There’s a misconception about Branding among the SME (Small and Medium Enterprises) that think Branding is only for the “Big Boys”, the giant corporations who have the big budgets and resources to pull it off.
But a brand-centered strategy is a MUST for any organization, regardless of size.
In plain language, I always explain to clients that:
- Your NAME is your most valuable asset, and your NAME should be treated with great respect for it to eventually become your BRAND;
- Your BRAND gives you your DISTINCTIVE IDENTITY, your reason of being, and your competitive edge;
- Your BRAND is the reason why you are better than your competition and why customers buy your products & services;
- It is entirely up to YOU to safeguard, nurture and strengthen your BRAND as your most valuable ASSET that can determine your SUCCESS or FAILURE.
I found an excellent article in Small Business Online Community, that captures this dilemma and misconception of SME’s skewed look at Branding.
Many SME’s believe that branding is beyond their league, for a number of various reasons like:
- “Branding isn’t necessary for small businesses.”
- “I’m too busy.”
- “I can’t afford it.””Branding is too complex to understand!”
- “Even if I could afford it, I wouldn’t know where to start!”
The article gives a simple-to-understand explanation of what BRANDINg is and what it is NOT:
Branding is not a logo
Branding encompasses much more than a symbol, name or web design. However, once you establish your brand, a logo is crucial as its visual representation. It helps to accelerate company recognition, which speeds up customer engagement with your brand.
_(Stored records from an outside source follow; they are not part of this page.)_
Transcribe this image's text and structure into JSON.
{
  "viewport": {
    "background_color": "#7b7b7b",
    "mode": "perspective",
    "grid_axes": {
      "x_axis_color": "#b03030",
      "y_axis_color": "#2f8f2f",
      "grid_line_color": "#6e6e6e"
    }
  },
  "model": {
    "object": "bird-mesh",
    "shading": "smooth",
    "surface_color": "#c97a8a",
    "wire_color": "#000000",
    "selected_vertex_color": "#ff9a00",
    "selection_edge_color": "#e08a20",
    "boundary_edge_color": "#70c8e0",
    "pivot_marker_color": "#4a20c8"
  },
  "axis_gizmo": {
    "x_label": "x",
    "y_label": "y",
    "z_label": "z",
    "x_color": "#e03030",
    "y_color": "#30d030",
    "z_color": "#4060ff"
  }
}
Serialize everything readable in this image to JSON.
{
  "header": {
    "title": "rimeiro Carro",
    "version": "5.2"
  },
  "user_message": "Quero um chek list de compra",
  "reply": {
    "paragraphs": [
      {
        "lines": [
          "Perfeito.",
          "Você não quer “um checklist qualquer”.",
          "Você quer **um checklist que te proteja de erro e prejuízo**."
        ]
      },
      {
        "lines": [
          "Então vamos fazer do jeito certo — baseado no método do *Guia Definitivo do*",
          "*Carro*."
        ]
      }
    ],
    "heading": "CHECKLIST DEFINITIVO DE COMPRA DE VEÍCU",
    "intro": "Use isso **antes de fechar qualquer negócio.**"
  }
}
Branding is the personality of an organization
A good brand provides a clear and memorable sense of what your business stands for. It can bring to mind product attributes, or it can reflect buyers’ values. A powerful brand has brand equity, which brings you customer loyalty, trust and an emotional connection to your company. Some examples of brand equity are name awareness; perceived quality of goods and services; and assets like patents and trademarks. This doesn’t mean there has to be a public face to your organization, like Virgin’s Richard Branson. Having a persona-driven brand can cause complications if you’re looking toward an eventual exit strategy.
Branding is not your marketing materials
Although the development of marketing materials often forces a small business to do some self-reflection, this is putting the cart before the horse. Ideally, you would have a clearly articulated brand for your small business long before you invest in expensive printed materials. It’s a lot easier to rethink an intellectual concept, like a brand, than to redesign your marketing brochure.
Branding is reflected in all communications about your company
When you do create marketing materials, your brand and company vision should be translated into distinct messages and clear positioning in relation to your competition. Ideally, these messages will appear in all of your promotional materials, including collateral, publicity, the company website, and social networking efforts.
Branding and Your Website
A company website is a must today, particularly for small businesses. Yet, if executed poorly, your website can drive away more customers than it attracts. There are some important things to remember when using a website to facilitate branding:
- Reinforce familiarity with your brand by being consistent with your brand name and domain name.
- Capture loyal visitors by making sure that Web copy is short and catchy and “chunked” into easily digestible sections. Don’t just repurpose the text of your marketing brochure online.
- Speak to your different audiences by segmenting your website into distinct areas.
- Boost product qualities and benefits so that visitors feel they are still getting what they would in person, i.e. the ability to touch and feel your product.
- Replicate the total experience associated with your brand in your web presence.
- Complement product offerings with service experiences, including ratings, reviews, recommendations, message boards and proprietary advice.
Branding and Social Networking
You may think of social networking as a communications vehicle for companies that only serve young, hip audiences. While this was true a few years ago, now everyone from baby boomers to grandmothers are embracing Facebook, YouTube and Twitter. These inexpensive communications channels, particularly if they link consumers to a thought leadership vehicle like a blog, are essential in building customer relationships. In fact, blogs are particularly important for small businesses because they are a means to pass along content that demonstrates your company’s knowledge and expertise. If customers have a sense of who you are and whether they can trust you, you will be paid back with loyalty and repeat business.
At the end of the day, you may be able to achieve your business goals without investing in branding. However, having a brand that expresses who you are and what value your business offers will pay dividends in the long run. Your brand takes your customers along on your company’s journey now and in the future.
Inspiration: Small Business Online Community